Another factor was Iran’s preference for the best hybrid variety of Pusa Basmati 1121 rice developed by the Indian Agricultural Research Institute (IARI). This variety has an exceptional grain length of 8.3 mm, as compared with other basmati and non-basmati varieties, which have a typical grain length of 6-7.5 mm. Even Thailand’s Hom Mali rice (a fragrant variety) cannot match its characteristics. It also has a very high kernel elongation ratio. Its commercial exploitation peaked when Iranian buyers lapped it up.
Its export to Iran spiked from 0.6 million tonnes ($595 million) to 1.44 million tonnes ($1,835 million) in the last three years and the Iranian market captured 37% share of India’s basmati exports in FY15. During the Iran visit of an Indian rice-trade delegation in February, India was assured of purchase of 1 mt of rice from March 21. For ensuring acceptable quality/quantity of rice, the good manufacturing practices (GMP) notified by APEDA will continue; under this, the counter-parties (sellers/buyers) will be pre-approved by the Iranian authorities. So far, 64 such counter-parties are operating and registration remains open.
Export of iron and steel has flourished, increasing from $203 million in FY12 to $500 million in FY15. The deal for supply of steel plates got a unique design, with the National Iranian Oil Corp, its affiliate, Iranian Gas Engineering Development Corp, and Essar Steel (acting on behalf of Essar Oil). Essar approached the Indian government to free it from paying its share of oil dues to Iran, and instead offset them against a $2.5 billion deal to supply steel plates to an NIOC affiliate. Such barter deals may be encouraged.
There is a consensus emerging within the Indian government regarding the facilitation of Iran’s demand of merchant-trading of food stuff, pharma and medical equipment from other countries. These could be paid for in dollars or euros to supplier countries by the Indian-side and Iranian side will credit the value in rupee equivalent in the account maintained with UCO Bank.
Iran requires palm oil, soy oil, corn and raw sugar from a third country such as Brazil, Indonesia, Malaysia or Argentina. The proposal is to authorise UCO Bank to debit $100 million (R620 crore) per month or R7,440 crore per annum out of the $4 billion (R25,000 crore) currently lying in the Indo-Iran rupee account.
There have been concerns of over-invoicing and value addition. These can be taken care of by a supervisory framework, but the RBI requirement that goods must touch/enter Indian shores first to qualify for shipment to Iran cannot hold because all food, pharma and medical equipment are not debarred under sanctions by the US or the P5+1, and are freely imported. Double freight and port costs will render the third-country trade unviable.
A detailed procedure should be notified by RBI and UCO Bank as to how a permissible transaction is to be monitored, including the listing of the documents required in the letters of credits—one that is to be opened by the Iranian buyer on the Indian supplier and the other that is to be established by Indian entity on the third-country counter-party.
Like Iran, Russia too is under western sanctions.
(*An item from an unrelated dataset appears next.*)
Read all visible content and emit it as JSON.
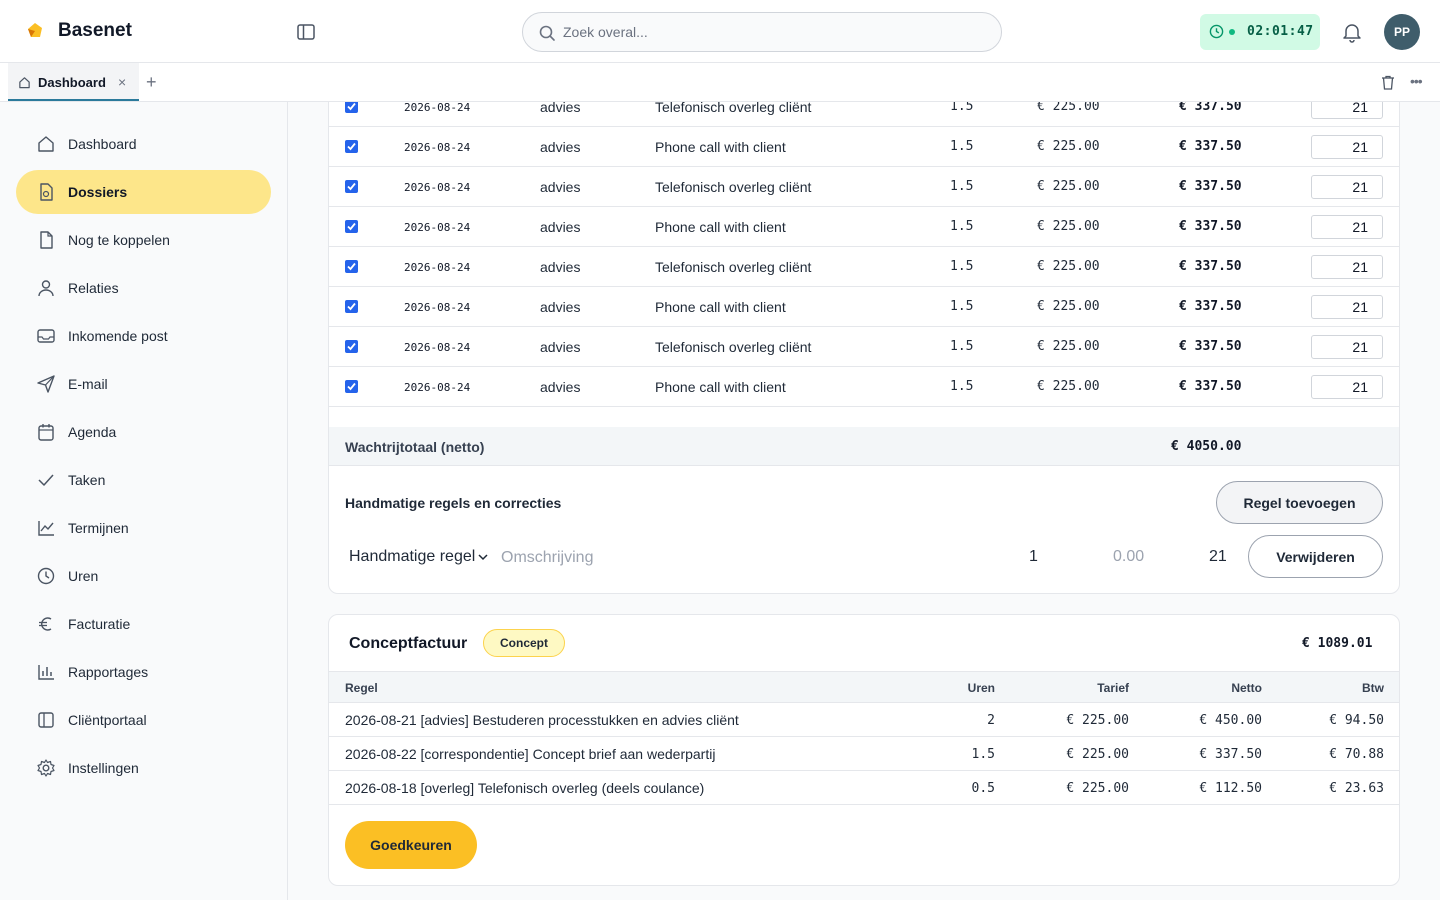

Should there be continuation of sub-optimal values of crude oil over an extended period, a squeeze in its FX reserves and the rouble snapping to new lows becomes likely. In that case, Russia too could be willing for a rupee-account structure with India like Iran has. Getting defence items and crude oil from Russia and paying in rupees would be a bonanza for India. Why not be ready for another creative deal? It will also make rupee a better-traded currency.
The author is a grains trade analyst